<div id="container"> <p id="firstParagraph"> <input type="button" id="button1" value="Button 1"> </p> <p id="secondParagraph"> <input type="button" id="button2" value="Button 2"> </p> </div>
How family relationships work in HTML
In the above example, #button1 is a child of #firstParagraph.

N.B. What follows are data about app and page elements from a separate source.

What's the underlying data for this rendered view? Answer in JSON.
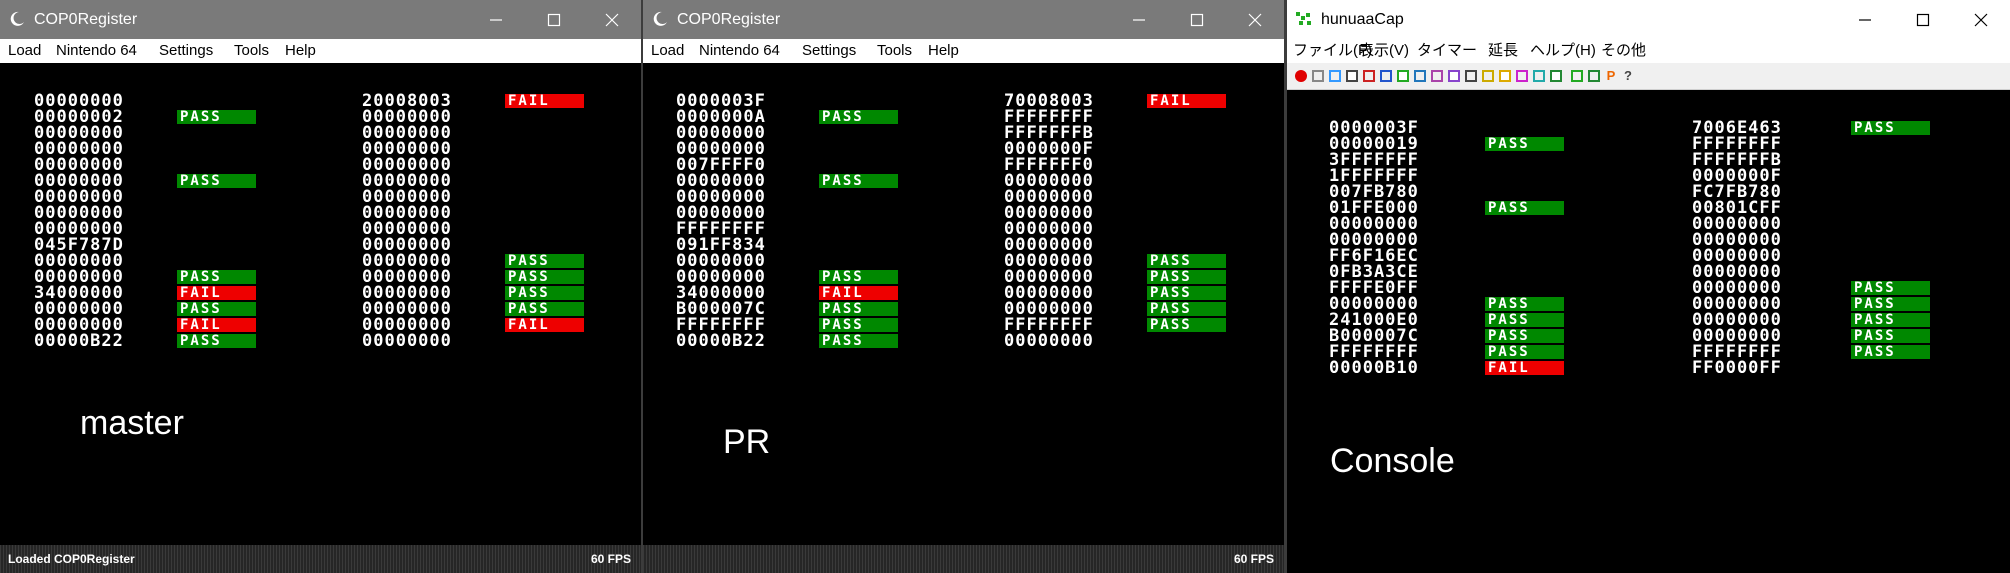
{
  "colors": {
    "pass": "#008800",
    "fail": "#ee0000",
    "text": "#ffffff",
    "screen": "#000000"
  },
  "master": {
    "title": "COP0Register",
    "menu": [
      "Load",
      "Nintendo 64",
      "Settings",
      "Tools",
      "Help"
    ],
    "status": "Loaded COP0Register",
    "fps": "60 FPS",
    "caption": "master",
    "left_rows": [
      {
        "hex": "00000000",
        "result": ""
      },
      {
        "hex": "00000002",
        "result": "PASS"
      },
      {
        "hex": "00000000",
        "result": ""
      },
      {
        "hex": "00000000",
        "result": ""
      },
      {
        "hex": "00000000",
        "result": ""
      },
      {
        "hex": "00000000",
        "result": "PASS"
      },
      {
        "hex": "00000000",
        "result": ""
      },
      {
        "hex": "00000000",
        "result": ""
      },
      {
        "hex": "00000000",
        "result": ""
      },
      {
        "hex": "045F787D",
        "result": ""
      },
      {
        "hex": "00000000",
        "result": ""
      },
      {
        "hex": "00000000",
        "result": "PASS"
      },
      {
        "hex": "34000000",
        "result": "FAIL"
      },
      {
        "hex": "00000000",
        "result": "PASS"
      },
      {
        "hex": "00000000",
        "result": "FAIL"
      },
      {
        "hex": "00000B22",
        "result": "PASS"
      }
    ],
    "right_rows": [
      {
        "hex": "20008003",
        "result": "FAIL"
      },
      {
        "hex": "00000000",
        "result": ""
      },
      {
        "hex": "00000000",
        "result": ""
      },
      {
        "hex": "00000000",
        "result": ""
      },
      {
        "hex": "00000000",
        "result": ""
      },
      {
        "hex": "00000000",
        "result": ""
      },
      {
        "hex": "00000000",
        "result": ""
      },
      {
        "hex": "00000000",
        "result": ""
      },
      {
        "hex": "00000000",
        "result": ""
      },
      {
        "hex": "00000000",
        "result": ""
      },
      {
        "hex": "00000000",
        "result": "PASS"
      },
      {
        "hex": "00000000",
        "result": "PASS"
      },
      {
        "hex": "00000000",
        "result": "PASS"
      },
      {
        "hex": "00000000",
        "result": "PASS"
      },
      {
        "hex": "00000000",
        "result": "FAIL"
      },
      {
        "hex": "00000000",
        "result": ""
      }
    ]
  },
  "pr": {
    "title": "COP0Register",
    "menu": [
      "Load",
      "Nintendo 64",
      "Settings",
      "Tools",
      "Help"
    ],
    "status": "",
    "fps": "60 FPS",
    "caption": "PR",
    "left_rows": [
      {
        "hex": "0000003F",
        "result": ""
      },
      {
        "hex": "0000000A",
        "result": "PASS"
      },
      {
        "hex": "00000000",
        "result": ""
      },
      {
        "hex": "00000000",
        "result": ""
      },
      {
        "hex": "007FFFF0",
        "result": ""
      },
      {
        "hex": "00000000",
        "result": "PASS"
      },
      {
        "hex": "00000000",
        "result": ""
      },
      {
        "hex": "00000000",
        "result": ""
      },
      {
        "hex": "FFFFFFFF",
        "result": ""
      },
      {
        "hex": "091FF834",
        "result": ""
      },
      {
        "hex": "00000000",
        "result": ""
      },
      {
        "hex": "00000000",
        "result": "PASS"
      },
      {
        "hex": "34000000",
        "result": "FAIL"
      },
      {
        "hex": "B000007C",
        "result": "PASS"
      },
      {
        "hex": "FFFFFFFF",
        "result": "PASS"
      },
      {
        "hex": "00000B22",
        "result": "PASS"
      }
    ],
    "right_rows": [
      {
        "hex": "70008003",
        "result": "FAIL"
      },
      {
        "hex": "FFFFFFFF",
        "result": ""
      },
      {
        "hex": "FFFFFFFB",
        "result": ""
      },
      {
        "hex": "0000000F",
        "result": ""
      },
      {
        "hex": "FFFFFFF0",
        "result": ""
      },
      {
        "hex": "00000000",
        "result": ""
      },
      {
        "hex": "00000000",
        "result": ""
      },
      {
        "hex": "00000000",
        "result": ""
      },
      {
        "hex": "00000000",
        "result": ""
      },
      {
        "hex": "00000000",
        "result": ""
      },
      {
        "hex": "00000000",
        "result": "PASS"
      },
      {
        "hex": "00000000",
        "result": "PASS"
      },
      {
        "hex": "00000000",
        "result": "PASS"
      },
      {
        "hex": "00000000",
        "result": "PASS"
      },
      {
        "hex": "FFFFFFFF",
        "result": "PASS"
      },
      {
        "hex": "00000000",
        "result": ""
      }
    ]
  },
  "console": {
    "title": "hunuaaCap",
    "menu": [
      "ファイル(F)",
      "表示(V)",
      "タイマー",
      "延長",
      "ヘルプ(H)",
      "その他"
    ],
    "caption": "Console",
    "toolbar_icons": [
      "record-icon",
      "stop-icon",
      "window-icon",
      "print-icon",
      "save-icon",
      "image-icon",
      "config-icon",
      "graph-icon",
      "tool-icon",
      "pen-icon",
      "crop-icon",
      "resize-icon",
      "star-icon",
      "palette-icon",
      "link-icon",
      "tree-icon",
      "power-icon",
      "fan-icon",
      "p-icon",
      "help-icon"
    ],
    "toolbar_glyphs": {
      "p-icon": "P",
      "help-icon": "?"
    },
    "left_rows": [
      {
        "hex": "0000003F",
        "result": ""
      },
      {
        "hex": "00000019",
        "result": "PASS"
      },
      {
        "hex": "3FFFFFFF",
        "result": ""
      },
      {
        "hex": "1FFFFFFF",
        "result": ""
      },
      {
        "hex": "007FB780",
        "result": ""
      },
      {
        "hex": "01FFE000",
        "result": "PASS"
      },
      {
        "hex": "00000000",
        "result": ""
      },
      {
        "hex": "00000000",
        "result": ""
      },
      {
        "hex": "FF6F16EC",
        "result": ""
      },
      {
        "hex": "0FB3A3CE",
        "result": ""
      },
      {
        "hex": "FFFFE0FF",
        "result": ""
      },
      {
        "hex": "00000000",
        "result": "PASS"
      },
      {
        "hex": "241000E0",
        "result": "PASS"
      },
      {
        "hex": "B000007C",
        "result": "PASS"
      },
      {
        "hex": "FFFFFFFF",
        "result": "PASS"
      },
      {
        "hex": "00000B10",
        "result": "FAIL"
      }
    ],
    "right_rows": [
      {
        "hex": "7006E463",
        "result": "PASS"
      },
      {
        "hex": "FFFFFFFF",
        "result": ""
      },
      {
        "hex": "FFFFFFFB",
        "result": ""
      },
      {
        "hex": "0000000F",
        "result": ""
      },
      {
        "hex": "FC7FB780",
        "result": ""
      },
      {
        "hex": "00801CFF",
        "result": ""
      },
      {
        "hex": "00000000",
        "result": ""
      },
      {
        "hex": "00000000",
        "result": ""
      },
      {
        "hex": "00000000",
        "result": ""
      },
      {
        "hex": "00000000",
        "result": ""
      },
      {
        "hex": "00000000",
        "result": "PASS"
      },
      {
        "hex": "00000000",
        "result": "PASS"
      },
      {
        "hex": "00000000",
        "result": "PASS"
      },
      {
        "hex": "00000000",
        "result": "PASS"
      },
      {
        "hex": "FFFFFFFF",
        "result": "PASS"
      },
      {
        "hex": "FF0000FF",
        "result": ""
      }
    ]
  }
}
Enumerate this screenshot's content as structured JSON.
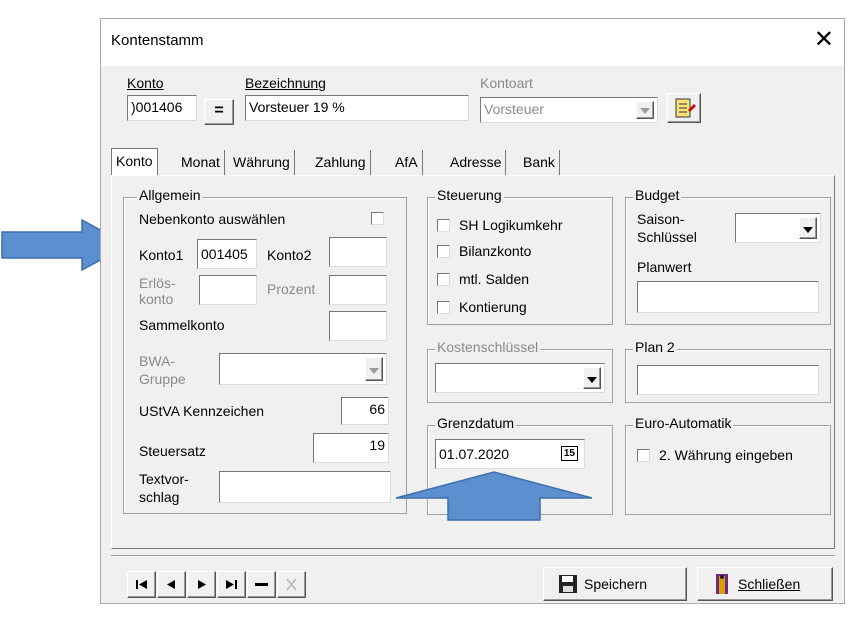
{
  "window": {
    "title": "Kontenstamm"
  },
  "header": {
    "konto_label": "Konto",
    "konto_value": ")001406",
    "eq_button": "=",
    "bezeichnung_label": "Bezeichnung",
    "bezeichnung_value": "Vorsteuer 19 %",
    "kontoart_label": "Kontoart",
    "kontoart_value": "Vorsteuer"
  },
  "tabs": [
    "Konto",
    "Monat",
    "Währung",
    "Zahlung",
    "AfA",
    "Adresse",
    "Bank"
  ],
  "allgemein": {
    "title": "Allgemein",
    "nebenkonto_label": "Nebenkonto auswählen",
    "konto1_label": "Konto1",
    "konto1_value": "001405",
    "konto2_label": "Konto2",
    "erloes_label_1": "Erlös-",
    "erloes_label_2": "konto",
    "prozent_label": "Prozent",
    "sammelkonto_label": "Sammelkonto",
    "bwa_label_1": "BWA-",
    "bwa_label_2": "Gruppe",
    "ustva_label": "UStVA Kennzeichen",
    "ustva_value": "66",
    "steuersatz_label": "Steuersatz",
    "steuersatz_value": "19",
    "textvor_label_1": "Textvor-",
    "textvor_label_2": "schlag"
  },
  "steuerung": {
    "title": "Steuerung",
    "items": [
      "SH Logikumkehr",
      "Bilanzkonto",
      "mtl. Salden",
      "Kontierung"
    ]
  },
  "budget": {
    "title": "Budget",
    "saison_label_1": "Saison-",
    "saison_label_2": "Schlüssel",
    "planwert_label": "Planwert"
  },
  "kostenschluessel": {
    "title": "Kostenschlüssel"
  },
  "plan2": {
    "title": "Plan 2"
  },
  "grenzdatum": {
    "title": "Grenzdatum",
    "value": "01.07.2020",
    "cal_icon_text": "15"
  },
  "euro": {
    "title": "Euro-Automatik",
    "checkbox_label": "2. Währung eingeben"
  },
  "footer": {
    "save_label": "Speichern",
    "close_label": "Schließen"
  },
  "colors": {
    "arrow_fill": "#5b8fd0",
    "arrow_stroke": "#3d6fae",
    "window_bg": "#f0f0f0"
  }
}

You could also say #firstParagraph is the parent of #button1.
Similarly, #firstParagraph and #secondParagraph are siblings because they both have #container as their parent.
var button1 = document.querySelector('#button1'); var firstParagraph = button1.parentNode;
In this example, we were able to access #firstParagraph through the parentNode property of #button1.
var firstParagraph = document.querySelector('#firstParagraph'); var secondParagraph = firstParagraph.nextElementSibling;
Similarly, since #secondParagraph is the next element after #firstParagraph, we were able to use the nextElementSibling property to access it.
This property works exactly the same as nextElementSibling -- except it accesses the previous element in the HTML file.
Other relational properties